New England: WR Julian Edelman
Seattle’s defense is sure to pay close attention to Patriots tight end/man-beast Rob Gronkowski, which may allow Edelman to have a big day on the outside. He could also play a big part in the field position battle on special teams, as he is an excellent punt returner who’s always a threat to take a punt the distance.
Seattle: DE Michael Bennett
To beat the Patriots, you must get pressure on Tom Brady. Period. Just ask Justin Tuck, who was a menace to the Patriots’ offensive line during the Giants’ Super Bowl XLVI victory. Bennett, along with bookend Cliff Avril and rush linebacker Bruce Irvin, must create a new line of scrimmage and consistently put the Pats’ offensive line on their heels.
This matchup is so close from top to bottom that the oddsmakers have this virtually as a pick‘em game. (New England is a one-point favorite.) As much as the Patriots are motivated by proving any and all doubters wrong about “DeflateGate” and adding a fourth Lombardi Trophy, I see Seattle’s defense and the playmaking ability of Russell Wilson being too much for New England to handle over the course of the game.

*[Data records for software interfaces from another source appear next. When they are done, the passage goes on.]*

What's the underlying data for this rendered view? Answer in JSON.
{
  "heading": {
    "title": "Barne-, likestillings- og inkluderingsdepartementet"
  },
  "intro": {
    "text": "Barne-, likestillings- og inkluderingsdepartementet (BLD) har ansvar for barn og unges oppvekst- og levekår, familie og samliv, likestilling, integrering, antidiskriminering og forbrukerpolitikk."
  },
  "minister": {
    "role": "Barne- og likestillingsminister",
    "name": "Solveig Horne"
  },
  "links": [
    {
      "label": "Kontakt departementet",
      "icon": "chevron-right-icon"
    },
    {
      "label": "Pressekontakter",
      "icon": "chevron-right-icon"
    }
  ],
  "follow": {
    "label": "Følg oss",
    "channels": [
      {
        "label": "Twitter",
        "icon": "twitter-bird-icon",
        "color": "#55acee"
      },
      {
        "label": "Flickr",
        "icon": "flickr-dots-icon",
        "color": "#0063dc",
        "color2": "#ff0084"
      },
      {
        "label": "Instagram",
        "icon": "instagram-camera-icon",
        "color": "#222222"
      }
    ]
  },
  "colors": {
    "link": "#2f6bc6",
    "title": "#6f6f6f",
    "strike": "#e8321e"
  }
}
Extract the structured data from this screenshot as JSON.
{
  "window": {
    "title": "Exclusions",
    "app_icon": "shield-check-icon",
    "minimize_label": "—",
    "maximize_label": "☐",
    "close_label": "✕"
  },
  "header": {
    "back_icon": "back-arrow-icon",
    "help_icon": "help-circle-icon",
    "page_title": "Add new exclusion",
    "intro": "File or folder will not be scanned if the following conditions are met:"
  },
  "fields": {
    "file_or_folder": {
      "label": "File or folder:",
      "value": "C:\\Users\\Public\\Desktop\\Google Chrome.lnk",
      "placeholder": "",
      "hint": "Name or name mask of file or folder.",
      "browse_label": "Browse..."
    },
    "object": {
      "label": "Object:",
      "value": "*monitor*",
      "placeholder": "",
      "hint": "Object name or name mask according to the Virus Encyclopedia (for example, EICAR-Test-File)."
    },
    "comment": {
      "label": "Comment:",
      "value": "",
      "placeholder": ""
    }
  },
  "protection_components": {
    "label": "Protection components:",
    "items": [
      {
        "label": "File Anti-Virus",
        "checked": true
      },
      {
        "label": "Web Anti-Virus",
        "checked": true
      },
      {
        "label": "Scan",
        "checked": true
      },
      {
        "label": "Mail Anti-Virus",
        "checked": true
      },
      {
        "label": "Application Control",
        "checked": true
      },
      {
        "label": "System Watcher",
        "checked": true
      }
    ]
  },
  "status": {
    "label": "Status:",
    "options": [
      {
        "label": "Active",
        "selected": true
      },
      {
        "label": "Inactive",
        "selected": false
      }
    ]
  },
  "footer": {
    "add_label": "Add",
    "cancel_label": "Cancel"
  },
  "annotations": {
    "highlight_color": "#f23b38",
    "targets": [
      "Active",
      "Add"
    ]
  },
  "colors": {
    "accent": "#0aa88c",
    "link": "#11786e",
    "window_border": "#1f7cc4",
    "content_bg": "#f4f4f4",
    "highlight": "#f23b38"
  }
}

Score: Seattle 24-16
[Cover photo (Tom Brady) courtesy of Maddie Meyer/Getty Images]